Monday, August 31, 2020

Lyn Cote Asks the September Question

Image by Лариса Мозговая from Pixabay

Now for the September question: School days, school days, dear old Golden Rule days—Now that’s a blast from long past. Anyway any memories of a favorite teacher and what she or he did to make you like to go to school?

I remember many good teachers--Miss LeFevre, Mrs. Greene, Mrs Williams, Mrs. Crawford. Mrs. Crawford made the biggest impact on my life.

If you’ve read any of my historicals and many of my contemporary stories, you know that I write books with many different kinds of people.That is due to Mrs. Crawford. My first writing mentor was my Junior-year English teacher, Mrs. Doris M Crawford, one of my first African-American teachers, who spent an hour after school every day that year teaching me how to write. I had asked her at the end of the first class—“I want to be a writer. Will you teach me how?” 

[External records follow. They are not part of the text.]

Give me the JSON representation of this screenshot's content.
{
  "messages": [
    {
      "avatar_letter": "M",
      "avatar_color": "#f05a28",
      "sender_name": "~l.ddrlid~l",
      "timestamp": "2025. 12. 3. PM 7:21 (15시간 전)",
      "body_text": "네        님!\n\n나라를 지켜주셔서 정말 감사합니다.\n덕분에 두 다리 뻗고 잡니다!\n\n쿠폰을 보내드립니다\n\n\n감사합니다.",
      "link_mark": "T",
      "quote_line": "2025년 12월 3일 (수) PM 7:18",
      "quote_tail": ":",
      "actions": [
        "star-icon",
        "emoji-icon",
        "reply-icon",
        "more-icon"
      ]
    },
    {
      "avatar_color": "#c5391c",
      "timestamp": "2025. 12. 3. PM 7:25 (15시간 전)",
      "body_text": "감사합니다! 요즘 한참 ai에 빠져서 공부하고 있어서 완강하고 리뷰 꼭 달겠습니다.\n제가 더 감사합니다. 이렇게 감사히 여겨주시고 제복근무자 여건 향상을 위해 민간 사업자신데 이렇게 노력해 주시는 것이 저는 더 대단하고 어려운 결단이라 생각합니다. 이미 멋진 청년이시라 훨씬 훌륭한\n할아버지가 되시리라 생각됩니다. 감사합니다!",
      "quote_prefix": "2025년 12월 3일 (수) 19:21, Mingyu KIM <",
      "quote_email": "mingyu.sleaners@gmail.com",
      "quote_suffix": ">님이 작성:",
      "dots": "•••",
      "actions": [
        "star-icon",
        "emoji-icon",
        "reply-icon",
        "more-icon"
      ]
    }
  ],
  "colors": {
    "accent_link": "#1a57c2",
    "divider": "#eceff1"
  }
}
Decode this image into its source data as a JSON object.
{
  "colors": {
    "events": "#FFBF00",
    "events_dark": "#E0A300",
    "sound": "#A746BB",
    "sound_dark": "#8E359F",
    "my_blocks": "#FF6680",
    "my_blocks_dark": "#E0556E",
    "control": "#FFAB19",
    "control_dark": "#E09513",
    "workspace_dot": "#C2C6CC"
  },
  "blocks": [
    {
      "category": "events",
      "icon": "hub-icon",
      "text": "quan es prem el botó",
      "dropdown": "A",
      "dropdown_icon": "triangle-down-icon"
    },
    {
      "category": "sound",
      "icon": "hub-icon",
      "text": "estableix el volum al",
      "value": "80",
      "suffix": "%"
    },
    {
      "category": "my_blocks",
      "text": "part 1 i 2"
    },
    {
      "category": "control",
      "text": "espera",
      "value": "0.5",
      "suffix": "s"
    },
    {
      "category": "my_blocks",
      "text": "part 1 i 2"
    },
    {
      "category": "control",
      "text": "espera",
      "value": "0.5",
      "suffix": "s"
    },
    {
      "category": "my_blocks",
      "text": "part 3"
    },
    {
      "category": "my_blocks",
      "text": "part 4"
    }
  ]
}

Her gift of time and taking an interest in me made all the difference. I just wish she’d lived to read my first published book but she died of cancer when I was in college. But I often feel as if she is standing at my shoulder as I write.

So what teacher made a difference in your life--or do you have a particular favorite fun memory of school days? Either is good. I waiting to hear from you!

BTW, my latest romantic suspense is on pre-order till Sept 8th at 25% off.

 In a small town where murder never happens, two people with a tragic history must work together to protect their families before another murder happens~

Bookstore owner, Sylvie Patterson and Detective Ridge Matthews share hidden pain over the long ago tragedy that marked them both. Because of the past, she knows she has no future with him. Sylvie’s cousin Ginger returns home to write her PhD dissertation and says these cryptic words before hanging up: Sylvie, I am going to wow you with a big surprise tomorrow! Finding Ginger lying dead at the foot of the stairs is not any surprise anyone would ever want. 

Ridge had come to town on a family matter. When he and Sylvie discover the body, as a state homicide detective, he’s ordered to stay and solve the murder. Murders don’t happen in small town Winfield—and he can’t get a break on the case. When Detective Matthews fails to discover any motive or solid clues for her cousin’s murder, Sylvie refuses to believe that she might be next. What if she’s wrong…Don’t miss the exciting ending to this northwoods murder mystery! For more info, click here.



  1. Yes I had a favourite teacher. Mr Moody. He was my friends grandfather so we were not able to be in the same class in grade 5 but he was good. He was strict but fair. He went the extra mile to help kids. I was hopeless still am at writing and he would spend time trying to improve the handwriting. He had tools to help and he really tried. We use to sit depending one how we did each week. One based on mathes which I would be at the back of the room. The next was on spelling so I was at the front of the room. He was old school and drilled into us the times tables. He didn't have favourites and was well respected. After he retired I use to take a plate of cookies to him and his wife each christmas as a thankyou. I didn't do that for any other teacher.

  2. Although I wrote a very bad novel in high school, I never thought about being a professional writer until I was in my mid-thirties. I did have a second grade teacher, Mrs. Torgeson, who let me do a play with some of my classmates. Maybe that was the beginning of my storytelling.

  3. I had a favorite English teacher in high school-Mr. Rossi. He had a fun chant about the word "not" being an adverb. (You had to be there.) :)

  4. Several teachers made a difference. Mrs. Barrett and Mrs. Sellers (3rd and 4th grade) let me write and direct plays for the class or even one for the whole school, parents and friends invited. Mr. Whiting (5th grade) pushed me into skipping 6th, which resulted in all kinds of changes, both good and bad. One of the most significant was Prof. Eloise Bell, the English professor who told me I had a gift and could indeed become a novelist. There were others as well, but these are the ones who stand out in memory.